Parker Bridwell RHP

A part of Orioles’ prospect lists for several years now, Bridwell appears to be suffering a bit of prospect fatigue this winter. The 24-year-old Bridwell was selected by Baltimore in the 9th round in 2010 and the prototypically built 6-4 190lbs righty possesses a solid 3-pitch arsenal. Bridwell throws a heavy 91-94mph fastball, a 79-82mph slider with some tilt and a 78-82mph changeup with solid vertical movement. Bridwell made quality strides last season at Double-A, striking out 93 hitters over 97 innings. He might eventually move to the bullpen in an effort to help avoid the disabled list and could see Baltimore sometime in 2016.

Gray Fenter RHP
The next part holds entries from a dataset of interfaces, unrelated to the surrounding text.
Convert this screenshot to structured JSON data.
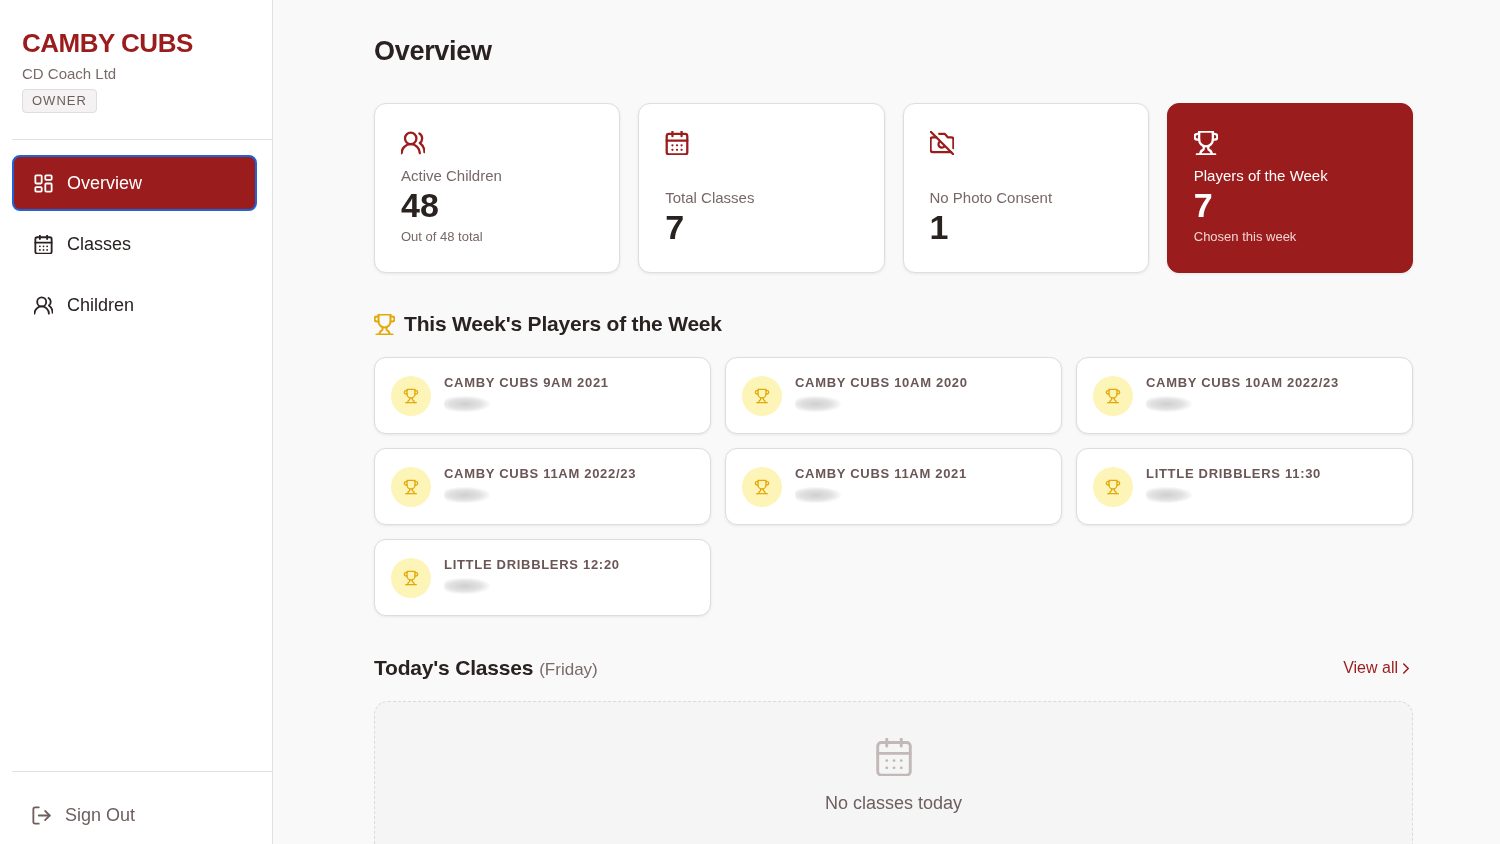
{
  "sidebar": {
    "brand": "CAMBY CUBS",
    "organisation": "CD Coach Ltd",
    "role_badge": "OWNER",
    "nav_items": [
      {
        "label": "Overview",
        "selected": true,
        "focused": true
      },
      {
        "label": "Classes",
        "selected": false,
        "focused": false
      },
      {
        "label": "Children",
        "selected": false,
        "focused": false
      }
    ],
    "sign_out": "Sign Out"
  },
  "main": {
    "title": "Overview",
    "stats": [
      {
        "label": "Active Children",
        "value": "48",
        "note": "Out of 48 total",
        "highlighted": false
      },
      {
        "label": "Total Classes",
        "value": "7",
        "highlighted": false
      },
      {
        "label": "No Photo Consent",
        "value": "1",
        "highlighted": false
      },
      {
        "label": "Players of the Week",
        "value": "7",
        "note": "Chosen this week",
        "highlighted": true
      }
    ],
    "players_section": {
      "title": "This Week's Players of the Week",
      "cards": [
        {
          "class_name": "CAMBY CUBS 9AM 2021"
        },
        {
          "class_name": "CAMBY CUBS 10AM 2020"
        },
        {
          "class_name": "CAMBY CUBS 10AM 2022/23"
        },
        {
          "class_name": "CAMBY CUBS 11AM 2022/23"
        },
        {
          "class_name": "CAMBY CUBS 11AM 2021"
        },
        {
          "class_name": "LITTLE DRIBBLERS 11:30"
        },
        {
          "class_name": "LITTLE DRIBBLERS 12:20"
        }
      ]
    },
    "todays_classes": {
      "title": "Today's Classes",
      "day": "(Friday)",
      "view_all": "View all",
      "empty_message": "No classes today"
    }
  }
}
Baltimore’s 7th round selection in the 2015 Draft, Fenter received a $1 million bonus to spurn Mississippi State and turn professional. Listed at 6-0 210lbs Fenter features a 90-94mph fastball, touching 96mph, along with a devastating curveball and a poor changeup. The 20-year-old will be developed as a starting pitcher, but his height and lack of a cambrio could make him a future reliever. Fenter should begin this season at Low-A Delmarva and could explode up prospect rankings this year.
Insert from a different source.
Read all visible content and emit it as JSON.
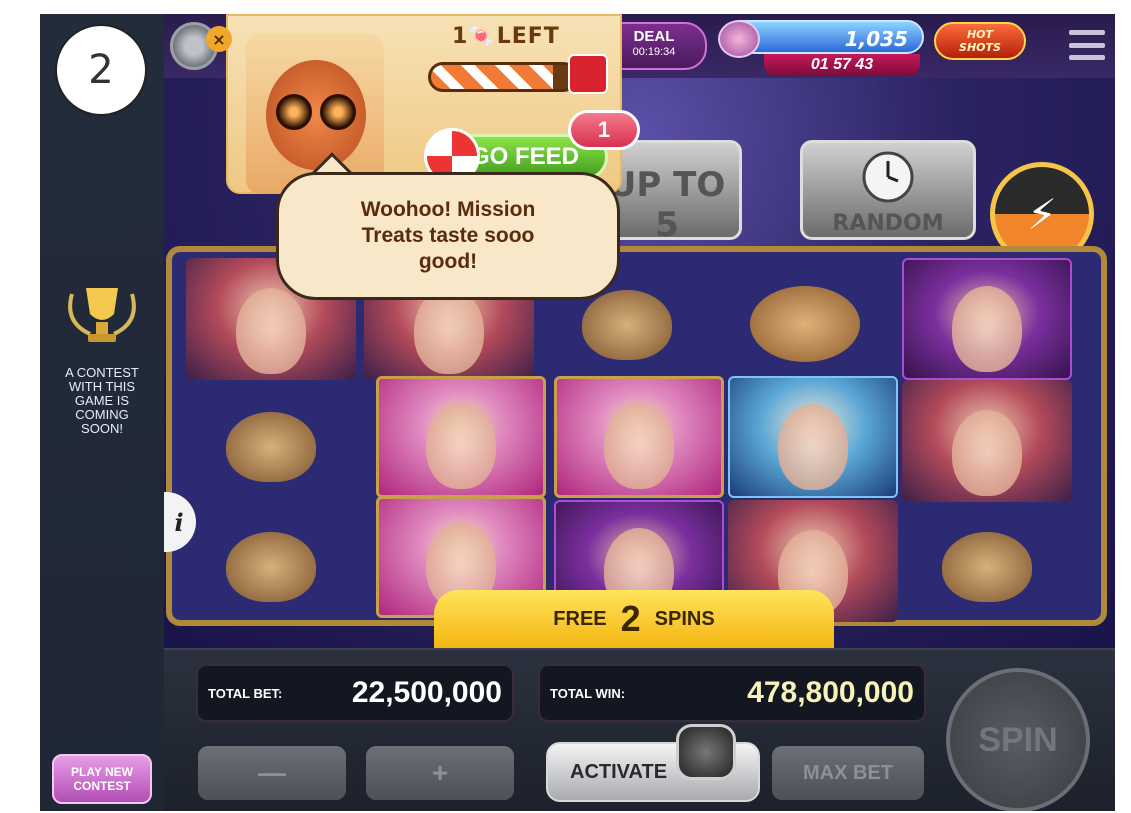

Joe Gunkel RHP

Gunkel was acquired this summer as part of the Alejandro De Aza trade with the Boston Red Sox and Baltimore did well to receive this 24-year-old righty. Using a low three-quarters release point, Gunkel features a 89-92mph fastball with excellent armside movement, an 80-82mph slider with average potential and a fringe-average low-80s changeup. He profiles as a groundball-inducing middle reliever who is devilish against righties because of the deception with his delivery.

Josh Hart CF

IMG_1594Baltimore’s 1st round pick, 37th overall in 2013, Hart was selected as a raw high school athlete with outstanding tools and unrefined baseball skills. Nearly three years later, Hart is still struggling to perform offensively, as evidenced by his .255/.282/.311 batting line in 2015 with 30 stolen bases in 45 attempts.

However, the 21-year-old Hart has been extremely young compared to his competition and he still profiles as a major league quality defender due to his pure speed, athleticism and reasonable throwing arm. Questions certainly still surround his ability to hit and he has done little to silence his critics, but considering his obvious skills, he is still young enough to develop into an elite centerfielder who creates chaos on the bases. Baltimore would be wise to let Hart repeat High-A in 2016 and if his offensive skills begin to catch up to his uber-athleticism, he could skyrocket up prospect rankings next winter.

Ryan McKenna OF

The almost 19-year-old Ryan McKenna was Baltimore’s 4th round pick last summer from a high school in New Hampshire, not exactly a hot-bed of high school baseball. A well-built 5-9 175lbs, McKenna is an obvious athlete with plus speed and the instincts to develop into a quality defensive centerfielder. McKenna is a raw right-handed hitter with solid bat speed and projects to hit for some power in the future. He should begin this season in extended spring training and lead the outfield in short season Aberdeen beginning in June.